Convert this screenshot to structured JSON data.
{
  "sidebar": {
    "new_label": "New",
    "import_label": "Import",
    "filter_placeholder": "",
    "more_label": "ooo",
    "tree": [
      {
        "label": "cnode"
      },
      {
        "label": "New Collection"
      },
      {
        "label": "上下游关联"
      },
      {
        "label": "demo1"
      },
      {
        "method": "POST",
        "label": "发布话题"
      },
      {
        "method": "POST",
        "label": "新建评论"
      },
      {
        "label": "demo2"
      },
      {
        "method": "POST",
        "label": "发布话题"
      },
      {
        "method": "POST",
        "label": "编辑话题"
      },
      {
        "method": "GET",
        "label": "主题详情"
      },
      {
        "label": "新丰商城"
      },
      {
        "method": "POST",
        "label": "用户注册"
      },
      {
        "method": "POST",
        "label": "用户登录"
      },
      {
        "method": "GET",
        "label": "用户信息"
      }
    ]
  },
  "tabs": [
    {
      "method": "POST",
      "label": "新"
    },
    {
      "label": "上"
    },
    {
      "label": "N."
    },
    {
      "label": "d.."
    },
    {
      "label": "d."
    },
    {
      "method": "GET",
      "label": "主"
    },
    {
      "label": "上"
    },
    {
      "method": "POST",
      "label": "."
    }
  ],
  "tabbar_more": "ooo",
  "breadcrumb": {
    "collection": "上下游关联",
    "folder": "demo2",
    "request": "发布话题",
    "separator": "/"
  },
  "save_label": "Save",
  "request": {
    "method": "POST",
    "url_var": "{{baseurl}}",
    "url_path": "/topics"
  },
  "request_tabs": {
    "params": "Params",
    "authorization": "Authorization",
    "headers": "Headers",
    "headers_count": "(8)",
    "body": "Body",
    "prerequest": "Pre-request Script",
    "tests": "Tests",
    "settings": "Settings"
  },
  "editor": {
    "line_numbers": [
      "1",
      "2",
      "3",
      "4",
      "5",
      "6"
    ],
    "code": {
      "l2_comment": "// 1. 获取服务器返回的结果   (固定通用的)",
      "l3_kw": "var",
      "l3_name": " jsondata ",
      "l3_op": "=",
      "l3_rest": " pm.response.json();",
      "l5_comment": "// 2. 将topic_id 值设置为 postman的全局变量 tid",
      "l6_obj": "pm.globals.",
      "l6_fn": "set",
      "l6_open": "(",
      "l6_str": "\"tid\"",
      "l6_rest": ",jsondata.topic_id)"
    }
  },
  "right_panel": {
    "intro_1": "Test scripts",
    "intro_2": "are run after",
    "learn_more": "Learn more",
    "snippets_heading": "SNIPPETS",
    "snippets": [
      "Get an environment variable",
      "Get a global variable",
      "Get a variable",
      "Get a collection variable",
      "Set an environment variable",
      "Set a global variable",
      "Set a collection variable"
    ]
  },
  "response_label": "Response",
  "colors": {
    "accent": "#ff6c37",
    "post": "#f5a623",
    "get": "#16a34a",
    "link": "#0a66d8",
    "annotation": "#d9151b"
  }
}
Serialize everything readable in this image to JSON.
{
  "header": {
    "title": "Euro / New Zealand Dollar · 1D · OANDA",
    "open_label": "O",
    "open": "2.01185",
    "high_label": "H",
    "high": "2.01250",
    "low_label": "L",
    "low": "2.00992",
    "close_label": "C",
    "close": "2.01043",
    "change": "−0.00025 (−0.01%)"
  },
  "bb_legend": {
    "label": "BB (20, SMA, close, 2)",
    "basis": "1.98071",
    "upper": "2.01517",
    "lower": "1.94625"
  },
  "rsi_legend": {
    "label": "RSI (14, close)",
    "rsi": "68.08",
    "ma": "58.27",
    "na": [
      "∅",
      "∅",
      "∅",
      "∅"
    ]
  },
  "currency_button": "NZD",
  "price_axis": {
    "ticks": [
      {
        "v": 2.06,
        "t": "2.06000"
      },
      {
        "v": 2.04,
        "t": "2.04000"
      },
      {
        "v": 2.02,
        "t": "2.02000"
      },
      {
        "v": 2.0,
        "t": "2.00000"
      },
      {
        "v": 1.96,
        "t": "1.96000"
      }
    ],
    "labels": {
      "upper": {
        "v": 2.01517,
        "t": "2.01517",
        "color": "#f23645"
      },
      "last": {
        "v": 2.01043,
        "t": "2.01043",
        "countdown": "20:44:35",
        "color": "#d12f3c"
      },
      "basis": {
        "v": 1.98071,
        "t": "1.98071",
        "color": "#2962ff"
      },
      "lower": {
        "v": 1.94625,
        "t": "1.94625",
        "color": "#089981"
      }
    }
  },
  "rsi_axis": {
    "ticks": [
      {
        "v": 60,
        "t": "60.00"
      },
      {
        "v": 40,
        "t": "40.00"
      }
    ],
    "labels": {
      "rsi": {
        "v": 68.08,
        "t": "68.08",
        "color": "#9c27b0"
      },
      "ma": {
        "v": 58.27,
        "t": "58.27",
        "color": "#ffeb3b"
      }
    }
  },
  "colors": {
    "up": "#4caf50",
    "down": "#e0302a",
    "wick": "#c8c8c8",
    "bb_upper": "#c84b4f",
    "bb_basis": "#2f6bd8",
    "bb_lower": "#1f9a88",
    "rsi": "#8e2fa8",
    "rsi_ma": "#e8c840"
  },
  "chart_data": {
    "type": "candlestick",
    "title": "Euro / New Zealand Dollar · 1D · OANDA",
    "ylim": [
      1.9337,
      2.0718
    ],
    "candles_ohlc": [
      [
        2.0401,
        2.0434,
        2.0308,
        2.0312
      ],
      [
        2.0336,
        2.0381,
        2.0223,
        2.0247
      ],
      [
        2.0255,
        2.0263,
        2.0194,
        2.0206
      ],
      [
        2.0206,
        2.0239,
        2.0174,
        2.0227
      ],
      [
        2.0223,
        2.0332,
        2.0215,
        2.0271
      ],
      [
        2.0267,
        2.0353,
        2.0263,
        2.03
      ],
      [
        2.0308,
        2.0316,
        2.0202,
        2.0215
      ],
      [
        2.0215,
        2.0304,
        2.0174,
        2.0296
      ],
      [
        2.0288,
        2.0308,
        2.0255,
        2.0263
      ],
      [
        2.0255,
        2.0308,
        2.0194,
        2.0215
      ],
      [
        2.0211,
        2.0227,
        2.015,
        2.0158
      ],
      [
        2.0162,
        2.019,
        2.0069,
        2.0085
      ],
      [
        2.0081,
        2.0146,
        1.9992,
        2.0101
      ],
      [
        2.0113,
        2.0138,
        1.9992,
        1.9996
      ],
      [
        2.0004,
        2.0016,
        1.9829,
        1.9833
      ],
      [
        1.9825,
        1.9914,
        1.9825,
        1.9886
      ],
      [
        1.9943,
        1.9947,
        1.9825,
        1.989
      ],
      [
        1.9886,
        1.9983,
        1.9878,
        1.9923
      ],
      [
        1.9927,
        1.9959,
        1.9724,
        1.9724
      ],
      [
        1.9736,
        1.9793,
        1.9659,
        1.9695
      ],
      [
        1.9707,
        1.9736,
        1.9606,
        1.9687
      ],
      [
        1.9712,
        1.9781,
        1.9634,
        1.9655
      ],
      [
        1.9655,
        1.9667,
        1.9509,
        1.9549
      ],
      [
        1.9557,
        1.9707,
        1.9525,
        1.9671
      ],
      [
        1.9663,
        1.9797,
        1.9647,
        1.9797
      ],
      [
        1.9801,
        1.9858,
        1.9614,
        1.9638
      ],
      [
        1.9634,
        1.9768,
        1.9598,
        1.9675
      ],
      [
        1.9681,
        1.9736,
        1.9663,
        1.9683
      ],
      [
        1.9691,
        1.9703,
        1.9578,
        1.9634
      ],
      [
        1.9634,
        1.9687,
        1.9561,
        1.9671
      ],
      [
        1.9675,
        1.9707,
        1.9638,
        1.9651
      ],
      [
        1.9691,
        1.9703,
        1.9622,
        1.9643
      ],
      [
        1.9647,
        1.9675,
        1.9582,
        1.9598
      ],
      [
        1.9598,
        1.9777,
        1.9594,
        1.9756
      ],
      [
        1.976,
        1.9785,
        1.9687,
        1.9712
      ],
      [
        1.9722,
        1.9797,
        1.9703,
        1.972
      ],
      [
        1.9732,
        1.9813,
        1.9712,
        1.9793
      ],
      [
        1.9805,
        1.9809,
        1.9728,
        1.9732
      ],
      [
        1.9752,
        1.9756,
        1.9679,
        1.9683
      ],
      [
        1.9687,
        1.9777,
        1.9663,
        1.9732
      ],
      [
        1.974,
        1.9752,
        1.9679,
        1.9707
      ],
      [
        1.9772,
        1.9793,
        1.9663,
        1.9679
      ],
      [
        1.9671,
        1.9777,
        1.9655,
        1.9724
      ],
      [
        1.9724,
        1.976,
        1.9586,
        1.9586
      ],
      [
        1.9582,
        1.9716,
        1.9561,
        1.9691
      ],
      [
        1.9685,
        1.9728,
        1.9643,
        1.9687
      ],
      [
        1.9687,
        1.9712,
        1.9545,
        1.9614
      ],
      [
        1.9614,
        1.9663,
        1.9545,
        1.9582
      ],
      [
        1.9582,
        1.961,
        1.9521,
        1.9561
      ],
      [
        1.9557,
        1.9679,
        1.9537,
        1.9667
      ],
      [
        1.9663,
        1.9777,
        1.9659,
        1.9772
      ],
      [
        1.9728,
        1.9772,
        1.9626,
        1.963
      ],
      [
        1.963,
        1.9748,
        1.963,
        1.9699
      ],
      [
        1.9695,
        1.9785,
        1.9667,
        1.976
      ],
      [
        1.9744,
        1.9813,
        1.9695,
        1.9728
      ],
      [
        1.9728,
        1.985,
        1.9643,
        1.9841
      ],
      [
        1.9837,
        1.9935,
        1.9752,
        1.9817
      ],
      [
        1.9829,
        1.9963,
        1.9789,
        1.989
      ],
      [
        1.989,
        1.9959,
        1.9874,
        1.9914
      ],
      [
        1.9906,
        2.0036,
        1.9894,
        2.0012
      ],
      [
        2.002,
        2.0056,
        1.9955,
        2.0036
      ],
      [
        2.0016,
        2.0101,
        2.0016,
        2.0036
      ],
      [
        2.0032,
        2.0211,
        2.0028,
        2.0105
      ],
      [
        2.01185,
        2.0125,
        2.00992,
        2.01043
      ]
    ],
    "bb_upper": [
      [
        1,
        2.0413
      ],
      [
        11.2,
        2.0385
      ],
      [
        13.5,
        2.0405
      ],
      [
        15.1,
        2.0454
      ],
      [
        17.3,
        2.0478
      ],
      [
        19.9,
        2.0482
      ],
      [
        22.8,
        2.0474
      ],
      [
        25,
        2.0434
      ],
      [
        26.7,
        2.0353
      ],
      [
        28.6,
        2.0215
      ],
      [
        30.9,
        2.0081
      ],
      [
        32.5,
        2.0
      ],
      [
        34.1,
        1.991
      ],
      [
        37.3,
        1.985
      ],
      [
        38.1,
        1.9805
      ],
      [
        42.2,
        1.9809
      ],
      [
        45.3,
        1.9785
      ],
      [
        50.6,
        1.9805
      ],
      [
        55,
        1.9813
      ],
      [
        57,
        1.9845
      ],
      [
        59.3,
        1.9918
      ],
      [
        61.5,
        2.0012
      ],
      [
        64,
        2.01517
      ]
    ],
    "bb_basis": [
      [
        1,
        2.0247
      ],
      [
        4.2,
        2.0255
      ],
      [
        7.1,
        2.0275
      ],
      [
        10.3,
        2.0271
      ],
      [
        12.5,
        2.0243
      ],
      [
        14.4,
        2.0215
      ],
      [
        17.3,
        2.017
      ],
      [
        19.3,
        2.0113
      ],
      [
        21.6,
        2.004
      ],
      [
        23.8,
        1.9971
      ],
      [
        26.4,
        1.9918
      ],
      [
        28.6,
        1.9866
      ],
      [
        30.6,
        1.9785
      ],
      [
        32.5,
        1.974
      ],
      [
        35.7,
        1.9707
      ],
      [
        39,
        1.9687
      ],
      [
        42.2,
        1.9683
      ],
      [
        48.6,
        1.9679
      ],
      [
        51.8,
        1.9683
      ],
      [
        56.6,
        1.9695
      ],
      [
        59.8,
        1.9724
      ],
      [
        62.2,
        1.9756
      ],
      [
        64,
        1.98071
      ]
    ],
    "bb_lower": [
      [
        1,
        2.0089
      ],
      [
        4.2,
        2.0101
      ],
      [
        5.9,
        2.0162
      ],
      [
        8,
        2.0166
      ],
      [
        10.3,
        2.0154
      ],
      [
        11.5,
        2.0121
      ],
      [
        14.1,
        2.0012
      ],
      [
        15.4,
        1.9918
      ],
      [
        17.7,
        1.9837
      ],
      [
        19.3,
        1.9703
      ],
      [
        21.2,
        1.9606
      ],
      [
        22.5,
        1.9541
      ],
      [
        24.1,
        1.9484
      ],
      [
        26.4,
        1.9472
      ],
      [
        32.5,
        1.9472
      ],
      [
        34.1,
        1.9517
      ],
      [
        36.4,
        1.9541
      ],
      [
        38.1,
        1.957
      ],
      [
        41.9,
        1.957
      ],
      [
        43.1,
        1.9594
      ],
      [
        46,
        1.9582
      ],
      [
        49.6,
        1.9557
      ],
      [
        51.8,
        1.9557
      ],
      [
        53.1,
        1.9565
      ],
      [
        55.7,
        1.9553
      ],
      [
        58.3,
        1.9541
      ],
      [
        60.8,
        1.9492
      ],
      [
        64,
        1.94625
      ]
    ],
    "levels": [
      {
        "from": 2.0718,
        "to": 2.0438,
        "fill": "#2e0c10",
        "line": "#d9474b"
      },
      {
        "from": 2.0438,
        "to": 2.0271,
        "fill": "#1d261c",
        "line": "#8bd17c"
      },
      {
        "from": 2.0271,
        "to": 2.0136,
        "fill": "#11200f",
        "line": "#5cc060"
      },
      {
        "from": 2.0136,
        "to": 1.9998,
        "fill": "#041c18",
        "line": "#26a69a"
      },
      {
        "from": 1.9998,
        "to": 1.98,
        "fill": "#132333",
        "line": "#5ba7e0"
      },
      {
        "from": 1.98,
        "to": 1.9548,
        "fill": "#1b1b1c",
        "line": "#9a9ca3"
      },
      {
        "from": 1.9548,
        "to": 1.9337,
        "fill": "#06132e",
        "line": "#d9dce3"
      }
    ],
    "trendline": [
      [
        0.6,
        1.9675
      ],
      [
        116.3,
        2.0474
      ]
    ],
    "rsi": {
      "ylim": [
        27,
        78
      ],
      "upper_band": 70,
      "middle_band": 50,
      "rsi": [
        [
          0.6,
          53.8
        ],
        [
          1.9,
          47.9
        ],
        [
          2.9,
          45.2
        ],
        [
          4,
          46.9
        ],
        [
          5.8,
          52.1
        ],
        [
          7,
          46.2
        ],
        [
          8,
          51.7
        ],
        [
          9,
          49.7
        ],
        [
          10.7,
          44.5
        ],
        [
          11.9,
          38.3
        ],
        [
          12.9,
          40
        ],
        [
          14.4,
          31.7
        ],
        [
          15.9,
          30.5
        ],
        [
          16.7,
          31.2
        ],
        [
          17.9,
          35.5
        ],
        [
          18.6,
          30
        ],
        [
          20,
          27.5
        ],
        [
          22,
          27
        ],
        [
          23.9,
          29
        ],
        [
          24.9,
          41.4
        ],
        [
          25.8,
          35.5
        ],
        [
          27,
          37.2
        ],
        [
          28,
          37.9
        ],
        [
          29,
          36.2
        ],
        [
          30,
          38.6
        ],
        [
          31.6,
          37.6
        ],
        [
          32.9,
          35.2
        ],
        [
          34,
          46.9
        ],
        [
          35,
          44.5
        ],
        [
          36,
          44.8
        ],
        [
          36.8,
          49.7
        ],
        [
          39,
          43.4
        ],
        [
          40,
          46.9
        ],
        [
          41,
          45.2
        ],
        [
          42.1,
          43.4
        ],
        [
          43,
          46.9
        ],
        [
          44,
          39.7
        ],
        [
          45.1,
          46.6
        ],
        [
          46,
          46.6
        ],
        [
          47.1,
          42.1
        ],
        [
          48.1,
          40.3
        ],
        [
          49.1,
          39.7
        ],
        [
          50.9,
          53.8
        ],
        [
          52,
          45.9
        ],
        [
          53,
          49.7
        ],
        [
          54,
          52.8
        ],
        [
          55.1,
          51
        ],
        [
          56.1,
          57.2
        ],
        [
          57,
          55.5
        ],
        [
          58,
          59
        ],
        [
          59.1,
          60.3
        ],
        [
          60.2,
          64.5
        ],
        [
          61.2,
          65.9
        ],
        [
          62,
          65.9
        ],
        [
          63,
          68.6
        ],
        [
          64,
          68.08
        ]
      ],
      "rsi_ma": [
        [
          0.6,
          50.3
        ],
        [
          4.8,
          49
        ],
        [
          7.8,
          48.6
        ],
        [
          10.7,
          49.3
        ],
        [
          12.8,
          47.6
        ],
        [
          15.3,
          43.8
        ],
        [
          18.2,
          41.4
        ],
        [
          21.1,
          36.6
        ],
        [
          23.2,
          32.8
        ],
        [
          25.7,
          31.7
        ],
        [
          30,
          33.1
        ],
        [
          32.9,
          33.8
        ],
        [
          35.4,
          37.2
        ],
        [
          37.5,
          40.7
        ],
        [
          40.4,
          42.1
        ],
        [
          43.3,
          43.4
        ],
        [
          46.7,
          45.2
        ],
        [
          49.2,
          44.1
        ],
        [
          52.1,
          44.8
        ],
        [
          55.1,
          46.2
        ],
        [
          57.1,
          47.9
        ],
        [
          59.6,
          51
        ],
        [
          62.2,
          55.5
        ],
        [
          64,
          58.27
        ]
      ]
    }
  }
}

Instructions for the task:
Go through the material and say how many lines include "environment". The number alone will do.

Your response:
2